Stored data:
------

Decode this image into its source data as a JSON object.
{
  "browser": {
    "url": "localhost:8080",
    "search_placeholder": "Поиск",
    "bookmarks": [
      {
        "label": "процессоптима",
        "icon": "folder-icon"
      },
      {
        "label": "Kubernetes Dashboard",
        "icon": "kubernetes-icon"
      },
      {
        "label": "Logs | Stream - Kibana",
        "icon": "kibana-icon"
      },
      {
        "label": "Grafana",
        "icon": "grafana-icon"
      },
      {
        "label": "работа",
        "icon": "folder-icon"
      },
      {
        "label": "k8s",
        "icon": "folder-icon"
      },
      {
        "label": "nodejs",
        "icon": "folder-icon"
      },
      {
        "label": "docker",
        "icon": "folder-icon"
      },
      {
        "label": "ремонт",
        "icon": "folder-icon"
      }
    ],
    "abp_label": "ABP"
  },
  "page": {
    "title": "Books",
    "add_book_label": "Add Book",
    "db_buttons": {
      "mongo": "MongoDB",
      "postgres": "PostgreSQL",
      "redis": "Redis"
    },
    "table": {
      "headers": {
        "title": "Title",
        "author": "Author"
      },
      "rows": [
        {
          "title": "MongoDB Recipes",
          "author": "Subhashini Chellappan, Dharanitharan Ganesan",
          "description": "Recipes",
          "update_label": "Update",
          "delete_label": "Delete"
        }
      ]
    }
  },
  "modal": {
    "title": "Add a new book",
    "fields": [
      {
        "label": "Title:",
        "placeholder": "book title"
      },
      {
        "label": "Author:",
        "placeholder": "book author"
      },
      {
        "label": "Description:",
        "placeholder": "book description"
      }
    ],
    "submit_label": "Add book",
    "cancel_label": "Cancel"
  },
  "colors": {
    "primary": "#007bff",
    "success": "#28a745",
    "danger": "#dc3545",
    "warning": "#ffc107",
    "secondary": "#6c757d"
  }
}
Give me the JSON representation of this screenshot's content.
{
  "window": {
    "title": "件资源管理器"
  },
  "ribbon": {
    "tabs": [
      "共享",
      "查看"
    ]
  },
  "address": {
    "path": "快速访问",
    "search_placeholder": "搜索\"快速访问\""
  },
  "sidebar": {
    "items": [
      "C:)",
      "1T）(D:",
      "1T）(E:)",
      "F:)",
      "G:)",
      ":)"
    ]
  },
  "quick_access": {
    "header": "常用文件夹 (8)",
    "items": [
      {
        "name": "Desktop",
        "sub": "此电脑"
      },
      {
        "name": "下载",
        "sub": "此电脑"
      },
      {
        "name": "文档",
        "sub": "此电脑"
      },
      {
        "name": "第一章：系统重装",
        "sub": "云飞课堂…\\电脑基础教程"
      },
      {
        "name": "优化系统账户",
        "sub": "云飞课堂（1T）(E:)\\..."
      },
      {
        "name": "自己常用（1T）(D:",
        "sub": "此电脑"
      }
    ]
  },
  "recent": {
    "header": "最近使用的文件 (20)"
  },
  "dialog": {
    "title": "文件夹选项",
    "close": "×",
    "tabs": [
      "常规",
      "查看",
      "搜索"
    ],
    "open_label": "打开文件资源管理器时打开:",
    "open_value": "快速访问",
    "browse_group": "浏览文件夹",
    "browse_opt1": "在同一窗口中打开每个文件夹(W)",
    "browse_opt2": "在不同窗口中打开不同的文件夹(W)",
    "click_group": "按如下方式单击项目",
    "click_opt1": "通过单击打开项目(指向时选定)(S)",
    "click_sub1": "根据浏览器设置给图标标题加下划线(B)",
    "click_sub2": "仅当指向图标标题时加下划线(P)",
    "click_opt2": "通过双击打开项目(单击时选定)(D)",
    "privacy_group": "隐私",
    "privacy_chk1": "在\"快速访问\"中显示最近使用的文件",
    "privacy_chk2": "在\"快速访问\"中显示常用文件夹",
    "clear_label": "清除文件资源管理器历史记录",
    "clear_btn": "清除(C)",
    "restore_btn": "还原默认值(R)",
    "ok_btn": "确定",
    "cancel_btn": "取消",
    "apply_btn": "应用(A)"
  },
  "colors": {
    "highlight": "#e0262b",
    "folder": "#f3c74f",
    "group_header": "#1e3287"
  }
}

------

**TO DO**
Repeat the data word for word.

**ANSWER TO THIS PROBLEM**
Decode this image into its source data as a JSON object.
{
  "browser": {
    "url": "localhost:8080",
    "search_placeholder": "Поиск",
    "bookmarks": [
      {
        "label": "процессоптима",
        "icon": "folder-icon"
      },
      {
        "label": "Kubernetes Dashboard",
        "icon": "kubernetes-icon"
      },
      {
        "label": "Logs | Stream - Kibana",
        "icon": "kibana-icon"
      },
      {
        "label": "Grafana",
        "icon": "grafana-icon"
      },
      {
        "label": "работа",
        "icon": "folder-icon"
      },
      {
        "label": "k8s",
        "icon": "folder-icon"
      },
      {
        "label": "nodejs",
        "icon": "folder-icon"
      },
      {
        "label": "docker",
        "icon": "folder-icon"
      },
      {
        "label": "ремонт",
        "icon": "folder-icon"
      }
    ],
    "abp_label": "ABP"
  },
  "page": {
    "title": "Books",
    "add_book_label": "Add Book",
    "db_buttons": {
      "mongo": "MongoDB",
      "postgres": "PostgreSQL",
      "redis": "Redis"
    },
    "table": {
      "headers": {
        "title": "Title",
        "author": "Author"
      },
      "rows": [
        {
          "title": "MongoDB Recipes",
          "author": "Subhashini Chellappan, Dharanitharan Ganesan",
          "description": "Recipes",
          "update_label": "Update",
          "delete_label": "Delete"
        }
      ]
    }
  },
  "modal": {
    "title": "Add a new book",
    "fields": [
      {
        "label": "Title:",
        "placeholder": "book title"
      },
      {
        "label": "Author:",
        "placeholder": "book author"
      },
      {
        "label": "Description:",
        "placeholder": "book description"
      }
    ],
    "submit_label": "Add book",
    "cancel_label": "Cancel"
  },
  "colors": {
    "primary": "#007bff",
    "success": "#28a745",
    "danger": "#dc3545",
    "warning": "#ffc107",
    "secondary": "#6c757d"
  }
}
Give me the JSON representation of this screenshot's content.
{
  "window": {
    "title": "件资源管理器"
  },
  "ribbon": {
    "tabs": [
      "共享",
      "查看"
    ]
  },
  "address": {
    "path": "快速访问",
    "search_placeholder": "搜索\"快速访问\""
  },
  "sidebar": {
    "items": [
      "C:)",
      "1T）(D:",
      "1T）(E:)",
      "F:)",
      "G:)",
      ":)"
    ]
  },
  "quick_access": {
    "header": "常用文件夹 (8)",
    "items": [
      {
        "name": "Desktop",
        "sub": "此电脑"
      },
      {
        "name": "下载",
        "sub": "此电脑"
      },
      {
        "name": "文档",
        "sub": "此电脑"
      },
      {
        "name": "第一章：系统重装",
        "sub": "云飞课堂…\\电脑基础教程"
      },
      {
        "name": "优化系统账户",
        "sub": "云飞课堂（1T）(E:)\\..."
      },
      {
        "name": "自己常用（1T）(D:",
        "sub": "此电脑"
      }
    ]
  },
  "recent": {
    "header": "最近使用的文件 (20)"
  },
  "dialog": {
    "title": "文件夹选项",
    "close": "×",
    "tabs": [
      "常规",
      "查看",
      "搜索"
    ],
    "open_label": "打开文件资源管理器时打开:",
    "open_value": "快速访问",
    "browse_group": "浏览文件夹",
    "browse_opt1": "在同一窗口中打开每个文件夹(W)",
    "browse_opt2": "在不同窗口中打开不同的文件夹(W)",
    "click_group": "按如下方式单击项目",
    "click_opt1": "通过单击打开项目(指向时选定)(S)",
    "click_sub1": "根据浏览器设置给图标标题加下划线(B)",
    "click_sub2": "仅当指向图标标题时加下划线(P)",
    "click_opt2": "通过双击打开项目(单击时选定)(D)",
    "privacy_group": "隐私",
    "privacy_chk1": "在\"快速访问\"中显示最近使用的文件",
    "privacy_chk2": "在\"快速访问\"中显示常用文件夹",
    "clear_label": "清除文件资源管理器历史记录",
    "clear_btn": "清除(C)",
    "restore_btn": "还原默认值(R)",
    "ok_btn": "确定",
    "cancel_btn": "取消",
    "apply_btn": "应用(A)"
  },
  "colors": {
    "highlight": "#e0262b",
    "folder": "#f3c74f",
    "group_header": "#1e3287"
  }
}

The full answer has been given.